Isle of mull is a dense and hard cheese with blue veins spread across. It is traditional farmhouse cheese and it got its name from the location where it is made. The milk that is used for Isle of mull cheese is sourced from Friesian cow’s or Ayrshire or Jersey cow’s. These days, the brown Swiss cow’s milk is also used for preparing this cheese. The most unique thing about this cheese is that the milk is not pasteurized. It has a very natural flavor and the rich, mature variant may have some blueing, which is natural. The cheese is put in an underground cellar to mature.
History of Isle of Mull Cheese
This cheese originated in Scotland in the Isle of mull. Traditionally, the cows were fed with hay and used malt to ensure good quality milk. The production of this cheese is time consuming and tedious. It takes up to 12 months to age.
Facts about Isle of Mull Cheese
When this cheese is wrapped in cloth for ageing, it leaves a pale yellow mark on the cloth. This cheese when made in winter will be much paler since no coloring agents are added to it. Moreover, during winter, the cows are fed with hay and during summer, they are fed with grass.
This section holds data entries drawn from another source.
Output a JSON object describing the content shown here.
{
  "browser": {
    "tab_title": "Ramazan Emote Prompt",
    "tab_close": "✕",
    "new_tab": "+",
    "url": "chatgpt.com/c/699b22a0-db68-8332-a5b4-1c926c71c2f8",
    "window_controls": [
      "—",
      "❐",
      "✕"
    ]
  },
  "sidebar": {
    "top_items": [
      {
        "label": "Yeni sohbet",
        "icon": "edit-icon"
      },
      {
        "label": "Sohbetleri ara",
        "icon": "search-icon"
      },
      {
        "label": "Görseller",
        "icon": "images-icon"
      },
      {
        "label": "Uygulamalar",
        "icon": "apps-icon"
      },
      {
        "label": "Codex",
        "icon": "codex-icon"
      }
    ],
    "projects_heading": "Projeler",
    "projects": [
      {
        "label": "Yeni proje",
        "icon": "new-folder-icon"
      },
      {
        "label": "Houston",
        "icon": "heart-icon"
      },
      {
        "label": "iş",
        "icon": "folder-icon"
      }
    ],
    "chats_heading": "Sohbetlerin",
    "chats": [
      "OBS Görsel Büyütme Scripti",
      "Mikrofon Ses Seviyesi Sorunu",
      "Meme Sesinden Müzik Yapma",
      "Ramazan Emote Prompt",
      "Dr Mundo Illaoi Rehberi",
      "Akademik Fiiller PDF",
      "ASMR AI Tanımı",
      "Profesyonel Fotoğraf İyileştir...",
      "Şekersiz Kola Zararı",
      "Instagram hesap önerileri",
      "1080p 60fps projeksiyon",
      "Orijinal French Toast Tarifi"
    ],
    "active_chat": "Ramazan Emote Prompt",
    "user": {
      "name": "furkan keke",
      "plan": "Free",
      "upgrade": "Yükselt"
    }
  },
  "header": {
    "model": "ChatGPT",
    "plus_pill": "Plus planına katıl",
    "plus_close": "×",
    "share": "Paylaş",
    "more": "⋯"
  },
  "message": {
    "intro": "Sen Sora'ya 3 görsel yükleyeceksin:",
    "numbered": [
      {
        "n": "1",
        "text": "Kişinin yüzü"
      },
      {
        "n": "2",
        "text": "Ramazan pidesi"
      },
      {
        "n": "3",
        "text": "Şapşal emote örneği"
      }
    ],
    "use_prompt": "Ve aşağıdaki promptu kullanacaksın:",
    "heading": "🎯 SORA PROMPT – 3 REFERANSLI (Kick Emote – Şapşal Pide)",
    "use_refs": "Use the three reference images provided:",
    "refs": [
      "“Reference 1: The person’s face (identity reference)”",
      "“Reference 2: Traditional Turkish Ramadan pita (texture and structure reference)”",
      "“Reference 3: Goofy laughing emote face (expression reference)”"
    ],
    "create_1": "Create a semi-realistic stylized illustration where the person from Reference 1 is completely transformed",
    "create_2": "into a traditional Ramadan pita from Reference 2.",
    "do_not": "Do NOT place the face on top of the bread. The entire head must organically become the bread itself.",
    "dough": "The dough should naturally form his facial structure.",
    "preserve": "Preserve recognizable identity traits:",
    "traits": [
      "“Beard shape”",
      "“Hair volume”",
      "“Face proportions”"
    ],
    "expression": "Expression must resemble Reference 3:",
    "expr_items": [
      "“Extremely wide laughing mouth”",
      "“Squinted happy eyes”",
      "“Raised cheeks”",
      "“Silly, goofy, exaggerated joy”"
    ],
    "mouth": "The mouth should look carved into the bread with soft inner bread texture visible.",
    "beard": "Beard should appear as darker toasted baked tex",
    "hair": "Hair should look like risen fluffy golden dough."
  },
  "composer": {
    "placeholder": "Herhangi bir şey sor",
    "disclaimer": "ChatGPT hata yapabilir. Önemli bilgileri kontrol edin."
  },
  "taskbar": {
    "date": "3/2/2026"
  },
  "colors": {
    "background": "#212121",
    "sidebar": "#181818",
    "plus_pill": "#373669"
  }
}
This difference changes the color of milk, which in turn changes the color of cheese.